I feel like a lot of us musicians are struggling with the format as it is. We play in sessions, or we play on stage to an audience who has an expectation from us. Which is great, for sure, and very rewarding, but it’s financially tricky and you might not be reaching all the audiences you want to reach. I’d like to find other ways to involve audiences. Like Jack and I playing at the National Gallery the other week. We had a handful of people come in and listen and we actually connected really well with all of them. We’ve even kept in touch with one of them on social media – she’s been covering the protests in Hong Kong. That feels like a worthwhile musical experience and is different to sitting on stage playing to an audience, a different conversation. So I’m exploring those ideas. When you put something creative into the public sphere, it becomes its full self. It’s not transactional.
After reading about all your projects, many people will assume you’re a full-time musician, but in fact you also have a family and a non-music related job. Tell us about that side of you!
I work as innovation consultant, Australia-wide. I travel a lot for work but I can usually make it fit in with music commitments. I’m also part way through a master’s degree in science communication. I have a degree in Geology.
How do find time in your day to be creative?
My kids are now 6 and 8, and both at school. And the difference between that and having two kids who aren’t in school is exponential! I’m busy but I don’t have them occupying my attention all the time, and even when they’re home they’re at the age where they want to do things by themselves. I can just sit there and play and they’ll actually quite enjoy it. My husband plays too, piano, and he’s a great songwriter. He’ll sit there and muck around with ideas and they enjoy that too. So creative space is possible in the family context. And if I’m writing lyrics, I can do that anywhere, at any time on a plane for example. I think my creativity is on tap, I can turn it on when I have time to!
Amazing! I can’t wait to continue the conversation soon at camp! Thanks so much for your time, Kate. You’ve definitely given us food for thought about composition and tune-writing.
Thanks Judy. I can’t wait!
*Michael Grinter was a flute maker and musician of exceptional talent who was tragically killed last year in a road accident while cycling.
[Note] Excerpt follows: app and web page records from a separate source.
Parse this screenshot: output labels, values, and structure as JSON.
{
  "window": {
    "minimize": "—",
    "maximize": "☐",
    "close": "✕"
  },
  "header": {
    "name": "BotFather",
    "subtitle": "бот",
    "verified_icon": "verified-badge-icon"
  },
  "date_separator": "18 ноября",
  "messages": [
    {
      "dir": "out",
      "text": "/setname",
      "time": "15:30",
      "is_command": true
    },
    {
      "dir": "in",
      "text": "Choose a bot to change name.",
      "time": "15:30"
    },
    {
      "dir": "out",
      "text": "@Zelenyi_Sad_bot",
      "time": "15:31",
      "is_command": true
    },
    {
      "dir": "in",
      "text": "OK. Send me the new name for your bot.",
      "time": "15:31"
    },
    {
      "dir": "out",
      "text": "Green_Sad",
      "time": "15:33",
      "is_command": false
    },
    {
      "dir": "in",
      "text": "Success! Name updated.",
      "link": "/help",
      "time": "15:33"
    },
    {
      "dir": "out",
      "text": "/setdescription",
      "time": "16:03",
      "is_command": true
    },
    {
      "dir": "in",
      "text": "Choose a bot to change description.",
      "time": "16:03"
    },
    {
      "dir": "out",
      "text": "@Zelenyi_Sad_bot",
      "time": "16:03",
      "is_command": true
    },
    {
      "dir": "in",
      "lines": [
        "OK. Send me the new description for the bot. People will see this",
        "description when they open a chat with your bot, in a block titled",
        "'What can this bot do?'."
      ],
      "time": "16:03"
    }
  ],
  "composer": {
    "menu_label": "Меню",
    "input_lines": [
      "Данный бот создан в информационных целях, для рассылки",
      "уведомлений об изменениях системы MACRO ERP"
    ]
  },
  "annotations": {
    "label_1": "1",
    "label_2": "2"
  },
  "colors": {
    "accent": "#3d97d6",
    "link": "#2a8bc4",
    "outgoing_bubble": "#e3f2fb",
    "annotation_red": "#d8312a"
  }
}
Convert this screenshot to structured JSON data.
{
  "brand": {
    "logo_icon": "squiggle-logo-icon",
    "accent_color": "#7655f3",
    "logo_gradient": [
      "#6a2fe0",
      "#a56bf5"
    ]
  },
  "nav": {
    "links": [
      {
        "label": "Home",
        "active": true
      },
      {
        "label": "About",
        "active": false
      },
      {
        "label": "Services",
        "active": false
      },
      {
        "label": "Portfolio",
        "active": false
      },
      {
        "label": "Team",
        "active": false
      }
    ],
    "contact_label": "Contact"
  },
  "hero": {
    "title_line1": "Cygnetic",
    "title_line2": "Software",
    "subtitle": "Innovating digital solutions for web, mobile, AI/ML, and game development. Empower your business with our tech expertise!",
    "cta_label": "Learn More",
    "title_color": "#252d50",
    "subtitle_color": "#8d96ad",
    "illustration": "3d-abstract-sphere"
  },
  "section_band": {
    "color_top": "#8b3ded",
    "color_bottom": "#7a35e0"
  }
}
Michael’s death sent shockwaves around the world, and has left the Australian trad community in mourning.
To find out more about Kate Burke: https://www.facebook.com/kateburkemusic/
To hear Kate on the recent Blarney Pilgrims podcast: https://blarneypilgrims.fireside.fm/19
To find out about the QuasiTrad Tunes Camp, concerts and other events: quasitrad.com
To hear Tradcafe, Neil Pearlman’s weekly podcast: http://www.tradcafe.org
Listen to Kate’s composition “Vertigo”, played on solo fiddle, one of Kate’s many instruments!
With Irish-Australian fiddle player, Rob Zielinski (Western Australia).